Written by: Lisa Clifton, Senior Client Data Manager
WHAT IS IT?
EPA’s ENERGY STAR Portfolio Manager (ESPM) is a free online tool used within an energy management program to track energy and water use in buildings, and benchmarking usage against similar properties nationwide. These benchmarks are determined based on the Commercial Buildings Energy Consumption Survey (CBECS) database.
“Portfolio” refers to the ability to track and compare multiple properties, such as all the campuses in a school district, or all the office buildings or retail stores managed by one company. Users enter monthly utility bill usage and cost data into ESPM; some utility companies will also push monthly data into ESPM upon request.
Certain building types, such as K-12 schools, offices and retail stores, receive an ENERGY STAR Score of 1-100 and may be eligible for national recognition by achieving a score of 75 or above.
WHY SHOULD YOU USE IT?
ESPM is great for gauging how energy efficient your building is compared to similar type buildings in locations with similar climates.
Utility bill data is normalized to a calendar month, and adjustments are made for things like gross floor area, number of staff, operating hours, number of computers, etc. and, making it easy to compare “apples with apples”.
ESPM also provides a single number for each property so it’s easy to compare properties and track whether your annual energy use is increasing or decreasing over time.
WHAT TYPES OF ENERGY DOES IT TRACK?
Your building’s “number” includes all building energy sources – grid electric, solar electric, natural gas, wind, etc. It’s also possible to generate and download reports that include metrics like annual grid electric usage or annual grid electric cost/square foot.
ESPM also calculates the impact of your energy usage on greenhouse gas (GHG) emissions, which contribute to climate change, by accounting for the GHG emission rates of various energy sources. For example, solar electric has lower GHG emissions than grid electric, which is typically produced by burning fossil fuels such as coal or natural gas. GHG emission rates are therefore specific to every utility service provider.
A range of energy-related statistics are available for comparing properties to each other and over time, including weather-normalized energy usage based on 30-year average weather conditions for your area.
WHAT ESPM DOES NOT TRACK.
ESPM is primarily designed for benchmarking and reducing total energy usage and GHG emissions, not for troubleshooting individual utility accounts or managing utility costs.
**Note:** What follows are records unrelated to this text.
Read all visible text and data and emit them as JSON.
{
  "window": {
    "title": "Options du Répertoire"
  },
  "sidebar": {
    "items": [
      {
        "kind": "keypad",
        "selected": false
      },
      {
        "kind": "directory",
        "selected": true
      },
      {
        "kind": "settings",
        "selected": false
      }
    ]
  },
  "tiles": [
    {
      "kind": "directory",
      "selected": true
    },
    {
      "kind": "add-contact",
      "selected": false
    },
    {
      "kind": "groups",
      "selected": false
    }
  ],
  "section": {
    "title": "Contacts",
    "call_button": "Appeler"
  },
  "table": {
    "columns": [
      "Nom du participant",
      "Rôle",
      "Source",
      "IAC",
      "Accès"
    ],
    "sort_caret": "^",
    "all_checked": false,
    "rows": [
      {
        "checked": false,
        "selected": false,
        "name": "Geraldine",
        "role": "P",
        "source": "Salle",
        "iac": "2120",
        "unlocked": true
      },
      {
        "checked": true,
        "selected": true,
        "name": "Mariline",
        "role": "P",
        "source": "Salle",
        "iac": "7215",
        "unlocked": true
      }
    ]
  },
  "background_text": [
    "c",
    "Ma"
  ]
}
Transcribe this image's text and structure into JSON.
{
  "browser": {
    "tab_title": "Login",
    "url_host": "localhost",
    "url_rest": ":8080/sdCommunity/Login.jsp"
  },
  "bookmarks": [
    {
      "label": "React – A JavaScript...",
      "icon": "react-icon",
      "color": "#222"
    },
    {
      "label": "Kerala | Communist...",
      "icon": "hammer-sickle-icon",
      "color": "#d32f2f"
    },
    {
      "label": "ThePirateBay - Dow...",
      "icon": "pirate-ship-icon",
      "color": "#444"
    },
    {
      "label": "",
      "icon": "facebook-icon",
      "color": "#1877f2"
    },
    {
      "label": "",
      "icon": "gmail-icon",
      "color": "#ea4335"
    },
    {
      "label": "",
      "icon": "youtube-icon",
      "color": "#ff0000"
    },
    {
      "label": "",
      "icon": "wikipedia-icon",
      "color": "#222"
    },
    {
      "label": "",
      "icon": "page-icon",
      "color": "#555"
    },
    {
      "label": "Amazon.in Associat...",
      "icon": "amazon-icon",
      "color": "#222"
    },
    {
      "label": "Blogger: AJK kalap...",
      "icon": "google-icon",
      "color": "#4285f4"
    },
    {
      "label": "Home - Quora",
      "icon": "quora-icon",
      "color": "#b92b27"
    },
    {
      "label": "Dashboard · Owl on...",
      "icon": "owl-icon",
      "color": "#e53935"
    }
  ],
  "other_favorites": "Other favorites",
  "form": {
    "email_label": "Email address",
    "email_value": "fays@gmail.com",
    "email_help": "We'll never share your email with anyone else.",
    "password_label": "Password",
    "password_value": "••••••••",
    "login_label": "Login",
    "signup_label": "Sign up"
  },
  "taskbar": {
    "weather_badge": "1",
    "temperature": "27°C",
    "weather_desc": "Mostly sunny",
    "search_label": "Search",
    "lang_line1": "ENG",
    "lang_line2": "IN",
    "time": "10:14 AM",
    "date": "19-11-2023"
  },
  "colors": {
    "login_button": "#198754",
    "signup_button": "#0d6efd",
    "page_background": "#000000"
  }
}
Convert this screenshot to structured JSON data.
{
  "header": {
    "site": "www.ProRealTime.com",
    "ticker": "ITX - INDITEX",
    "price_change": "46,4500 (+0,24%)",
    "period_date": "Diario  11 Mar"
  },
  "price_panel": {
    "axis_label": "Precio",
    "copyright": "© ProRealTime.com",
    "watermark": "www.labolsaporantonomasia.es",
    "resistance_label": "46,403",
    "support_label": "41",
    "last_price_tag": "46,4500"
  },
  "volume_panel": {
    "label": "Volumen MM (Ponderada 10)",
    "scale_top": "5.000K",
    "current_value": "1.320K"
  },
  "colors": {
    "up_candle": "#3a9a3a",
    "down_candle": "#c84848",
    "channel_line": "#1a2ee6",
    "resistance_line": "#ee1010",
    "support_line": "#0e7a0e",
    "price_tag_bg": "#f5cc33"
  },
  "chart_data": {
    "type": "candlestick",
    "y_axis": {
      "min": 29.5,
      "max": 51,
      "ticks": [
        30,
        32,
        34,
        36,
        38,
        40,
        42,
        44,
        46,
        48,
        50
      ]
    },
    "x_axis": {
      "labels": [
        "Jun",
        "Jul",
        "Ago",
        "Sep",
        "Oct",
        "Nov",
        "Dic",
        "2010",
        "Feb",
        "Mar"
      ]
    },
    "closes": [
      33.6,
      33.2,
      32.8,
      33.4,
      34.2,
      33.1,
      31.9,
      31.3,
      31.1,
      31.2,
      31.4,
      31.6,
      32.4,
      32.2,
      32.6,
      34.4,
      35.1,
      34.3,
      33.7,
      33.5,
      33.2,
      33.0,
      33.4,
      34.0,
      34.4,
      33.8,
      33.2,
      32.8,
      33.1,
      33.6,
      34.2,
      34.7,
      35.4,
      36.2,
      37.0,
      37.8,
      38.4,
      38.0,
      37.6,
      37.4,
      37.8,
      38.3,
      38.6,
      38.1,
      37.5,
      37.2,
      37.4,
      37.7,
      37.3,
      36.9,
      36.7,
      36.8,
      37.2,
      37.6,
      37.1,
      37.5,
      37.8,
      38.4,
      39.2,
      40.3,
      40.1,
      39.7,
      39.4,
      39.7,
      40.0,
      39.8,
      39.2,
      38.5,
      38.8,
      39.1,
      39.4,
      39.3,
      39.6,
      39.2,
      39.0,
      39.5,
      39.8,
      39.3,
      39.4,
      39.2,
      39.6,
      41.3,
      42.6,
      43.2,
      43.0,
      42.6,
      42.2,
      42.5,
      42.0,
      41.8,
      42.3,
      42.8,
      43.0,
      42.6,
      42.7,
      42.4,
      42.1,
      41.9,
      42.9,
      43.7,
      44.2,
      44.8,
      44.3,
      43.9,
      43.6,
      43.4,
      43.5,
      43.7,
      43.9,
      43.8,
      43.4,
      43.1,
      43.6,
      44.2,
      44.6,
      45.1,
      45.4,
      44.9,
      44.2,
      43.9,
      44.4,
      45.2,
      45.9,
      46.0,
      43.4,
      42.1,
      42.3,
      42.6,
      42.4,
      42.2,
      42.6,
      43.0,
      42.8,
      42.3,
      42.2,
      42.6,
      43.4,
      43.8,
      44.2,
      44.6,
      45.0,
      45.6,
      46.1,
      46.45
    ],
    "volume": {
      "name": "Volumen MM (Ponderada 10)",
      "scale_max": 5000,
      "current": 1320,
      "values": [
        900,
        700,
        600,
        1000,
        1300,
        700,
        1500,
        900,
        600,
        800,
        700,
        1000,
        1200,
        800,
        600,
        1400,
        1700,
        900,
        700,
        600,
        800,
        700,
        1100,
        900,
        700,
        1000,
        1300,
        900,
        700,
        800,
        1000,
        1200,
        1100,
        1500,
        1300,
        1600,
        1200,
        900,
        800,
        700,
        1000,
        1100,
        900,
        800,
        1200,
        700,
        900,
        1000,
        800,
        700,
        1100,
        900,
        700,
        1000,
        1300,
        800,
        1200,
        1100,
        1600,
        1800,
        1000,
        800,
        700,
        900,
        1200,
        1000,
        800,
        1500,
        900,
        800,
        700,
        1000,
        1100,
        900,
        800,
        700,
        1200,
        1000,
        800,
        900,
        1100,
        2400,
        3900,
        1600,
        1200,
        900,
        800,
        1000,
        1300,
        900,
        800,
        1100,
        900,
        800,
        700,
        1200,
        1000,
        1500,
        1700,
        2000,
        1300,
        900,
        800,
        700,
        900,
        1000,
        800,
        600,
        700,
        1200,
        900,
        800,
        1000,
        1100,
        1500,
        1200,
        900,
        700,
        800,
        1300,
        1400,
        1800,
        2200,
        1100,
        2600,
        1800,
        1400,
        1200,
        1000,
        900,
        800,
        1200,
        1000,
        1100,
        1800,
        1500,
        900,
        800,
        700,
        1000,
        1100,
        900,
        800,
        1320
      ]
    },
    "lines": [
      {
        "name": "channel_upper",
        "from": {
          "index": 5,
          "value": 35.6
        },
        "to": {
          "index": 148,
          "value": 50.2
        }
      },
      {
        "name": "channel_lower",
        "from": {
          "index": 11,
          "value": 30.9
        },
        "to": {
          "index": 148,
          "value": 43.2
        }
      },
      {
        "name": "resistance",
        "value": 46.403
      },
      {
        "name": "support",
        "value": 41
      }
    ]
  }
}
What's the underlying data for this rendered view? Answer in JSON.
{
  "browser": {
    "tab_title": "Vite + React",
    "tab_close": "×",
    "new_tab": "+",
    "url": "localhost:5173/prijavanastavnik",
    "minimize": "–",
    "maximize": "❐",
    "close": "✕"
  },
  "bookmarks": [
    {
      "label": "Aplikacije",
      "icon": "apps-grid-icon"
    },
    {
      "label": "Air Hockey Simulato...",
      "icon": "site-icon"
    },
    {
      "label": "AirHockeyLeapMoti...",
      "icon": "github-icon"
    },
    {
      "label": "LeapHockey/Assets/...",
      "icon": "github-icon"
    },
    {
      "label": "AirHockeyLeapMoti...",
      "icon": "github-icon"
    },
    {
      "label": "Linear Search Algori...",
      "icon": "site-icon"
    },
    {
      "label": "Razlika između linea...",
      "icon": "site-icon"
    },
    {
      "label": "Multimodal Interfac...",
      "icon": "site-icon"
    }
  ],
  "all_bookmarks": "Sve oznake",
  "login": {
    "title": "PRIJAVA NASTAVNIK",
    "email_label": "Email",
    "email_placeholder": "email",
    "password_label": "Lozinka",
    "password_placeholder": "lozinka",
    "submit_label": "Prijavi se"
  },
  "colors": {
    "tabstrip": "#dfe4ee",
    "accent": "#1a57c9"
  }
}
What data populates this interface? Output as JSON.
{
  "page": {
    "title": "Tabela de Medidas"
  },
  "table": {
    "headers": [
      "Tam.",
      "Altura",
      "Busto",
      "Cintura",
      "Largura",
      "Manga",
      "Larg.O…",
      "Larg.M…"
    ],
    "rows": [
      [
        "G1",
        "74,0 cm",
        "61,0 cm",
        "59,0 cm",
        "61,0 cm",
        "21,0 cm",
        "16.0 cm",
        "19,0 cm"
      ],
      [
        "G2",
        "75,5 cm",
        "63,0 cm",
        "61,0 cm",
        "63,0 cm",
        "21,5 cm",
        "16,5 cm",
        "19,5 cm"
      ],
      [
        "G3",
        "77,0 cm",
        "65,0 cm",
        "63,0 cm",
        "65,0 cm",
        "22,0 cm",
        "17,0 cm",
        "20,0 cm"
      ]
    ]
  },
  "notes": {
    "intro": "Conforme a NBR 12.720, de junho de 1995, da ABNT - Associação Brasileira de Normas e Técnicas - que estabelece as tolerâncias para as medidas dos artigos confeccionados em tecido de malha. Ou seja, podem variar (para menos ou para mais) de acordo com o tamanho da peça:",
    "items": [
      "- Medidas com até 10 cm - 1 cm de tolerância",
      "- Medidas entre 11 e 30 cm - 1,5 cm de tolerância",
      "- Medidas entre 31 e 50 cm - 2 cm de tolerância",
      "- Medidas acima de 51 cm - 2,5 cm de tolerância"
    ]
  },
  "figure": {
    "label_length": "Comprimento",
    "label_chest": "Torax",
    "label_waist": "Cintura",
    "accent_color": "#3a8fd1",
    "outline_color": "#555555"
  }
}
ESPM doesn’t track solar costs, such as monthly solar lease payments, undercounting the total paid for electricity. Reporting and graphing functions are all annualized – scores are based on a rolling 12 calendar month period. While you can generate reports comparing this year to a previous year, it is not possible to compare this month or quarter to a previous month or quarter.
Graphing tools are very basic, and designed for situations where one building is tied to one electric and one gas account, for example, a stand-alone office building or retail store. In contrast, a hotel, higher education or K-12 school campus may have several buildings and multiple electric and/or gas accounts, and often lack 1:1 correlation between building and account.
Reporting functions are limited and focus on total usage rather than on individual accounts. The data can be downloaded into Excel for manual analysis, however this type of analysis and troubleshooting requires time, effort and expertise.
ESPM does not collect any information on electric demand (KW) a growing source of cost on utility bills.
ENERGY STAR Portfolio Manager is a great tool for benchmarking your energy usage against similar buildings nationwide, for comparing the performance of properties in your portfolio, and for tracking progress as you work to reduce energy use over time. However, it lacks the necessary functionality to be a true utility management, sole energy management tool and troubleshooting tool.
If you would like assistance analyzing your current energy management program or have questions on where to begin, please contact us.